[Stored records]
====

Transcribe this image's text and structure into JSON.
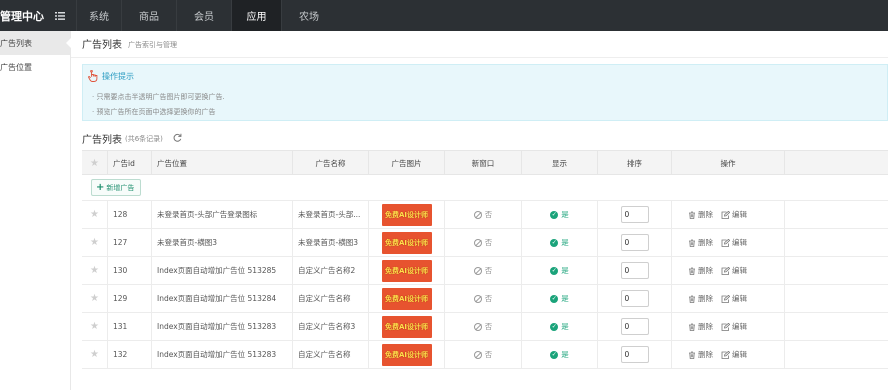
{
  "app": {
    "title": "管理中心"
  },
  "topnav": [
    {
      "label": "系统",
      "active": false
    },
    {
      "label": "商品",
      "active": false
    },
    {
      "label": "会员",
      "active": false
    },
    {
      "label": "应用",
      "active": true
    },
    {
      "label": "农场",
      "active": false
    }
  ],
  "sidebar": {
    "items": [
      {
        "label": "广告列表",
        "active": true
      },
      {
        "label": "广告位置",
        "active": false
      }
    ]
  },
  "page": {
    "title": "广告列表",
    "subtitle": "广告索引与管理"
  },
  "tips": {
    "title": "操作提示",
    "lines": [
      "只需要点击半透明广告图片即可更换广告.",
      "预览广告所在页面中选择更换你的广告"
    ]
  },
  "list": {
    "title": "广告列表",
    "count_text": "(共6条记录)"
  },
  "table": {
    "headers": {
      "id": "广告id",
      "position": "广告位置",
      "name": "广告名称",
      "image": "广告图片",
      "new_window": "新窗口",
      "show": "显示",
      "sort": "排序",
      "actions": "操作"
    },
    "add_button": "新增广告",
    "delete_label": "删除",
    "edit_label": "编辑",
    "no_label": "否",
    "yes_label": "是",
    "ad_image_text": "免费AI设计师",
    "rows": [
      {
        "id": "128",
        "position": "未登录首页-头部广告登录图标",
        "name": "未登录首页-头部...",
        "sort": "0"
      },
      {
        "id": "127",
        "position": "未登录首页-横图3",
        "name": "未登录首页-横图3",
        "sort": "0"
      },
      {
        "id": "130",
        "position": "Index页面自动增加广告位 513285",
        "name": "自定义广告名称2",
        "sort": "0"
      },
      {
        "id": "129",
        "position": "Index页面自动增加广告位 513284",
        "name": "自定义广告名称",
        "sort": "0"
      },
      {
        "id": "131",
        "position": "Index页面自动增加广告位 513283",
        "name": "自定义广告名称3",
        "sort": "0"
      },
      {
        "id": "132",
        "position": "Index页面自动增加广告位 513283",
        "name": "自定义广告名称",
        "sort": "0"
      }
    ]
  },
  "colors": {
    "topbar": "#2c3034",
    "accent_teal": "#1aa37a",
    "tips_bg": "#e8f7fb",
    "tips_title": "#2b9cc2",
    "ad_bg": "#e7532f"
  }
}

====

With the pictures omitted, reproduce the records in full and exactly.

RESULT OF THE EXERCISE -
Transcribe this image's text and structure into JSON.
{
  "app": {
    "title": "管理中心"
  },
  "topnav": [
    {
      "label": "系统",
      "active": false
    },
    {
      "label": "商品",
      "active": false
    },
    {
      "label": "会员",
      "active": false
    },
    {
      "label": "应用",
      "active": true
    },
    {
      "label": "农场",
      "active": false
    }
  ],
  "sidebar": {
    "items": [
      {
        "label": "广告列表",
        "active": true
      },
      {
        "label": "广告位置",
        "active": false
      }
    ]
  },
  "page": {
    "title": "广告列表",
    "subtitle": "广告索引与管理"
  },
  "tips": {
    "title": "操作提示",
    "lines": [
      "只需要点击半透明广告图片即可更换广告.",
      "预览广告所在页面中选择更换你的广告"
    ]
  },
  "list": {
    "title": "广告列表",
    "count_text": "(共6条记录)"
  },
  "table": {
    "headers": {
      "id": "广告id",
      "position": "广告位置",
      "name": "广告名称",
      "image": "广告图片",
      "new_window": "新窗口",
      "show": "显示",
      "sort": "排序",
      "actions": "操作"
    },
    "add_button": "新增广告",
    "delete_label": "删除",
    "edit_label": "编辑",
    "no_label": "否",
    "yes_label": "是",
    "ad_image_text": "免费AI设计师",
    "rows": [
      {
        "id": "128",
        "position": "未登录首页-头部广告登录图标",
        "name": "未登录首页-头部...",
        "sort": "0"
      },
      {
        "id": "127",
        "position": "未登录首页-横图3",
        "name": "未登录首页-横图3",
        "sort": "0"
      },
      {
        "id": "130",
        "position": "Index页面自动增加广告位 513285",
        "name": "自定义广告名称2",
        "sort": "0"
      },
      {
        "id": "129",
        "position": "Index页面自动增加广告位 513284",
        "name": "自定义广告名称",
        "sort": "0"
      },
      {
        "id": "131",
        "position": "Index页面自动增加广告位 513283",
        "name": "自定义广告名称3",
        "sort": "0"
      },
      {
        "id": "132",
        "position": "Index页面自动增加广告位 513283",
        "name": "自定义广告名称",
        "sort": "0"
      }
    ]
  },
  "colors": {
    "topbar": "#2c3034",
    "accent_teal": "#1aa37a",
    "tips_bg": "#e8f7fb",
    "tips_title": "#2b9cc2",
    "ad_bg": "#e7532f"
  }
}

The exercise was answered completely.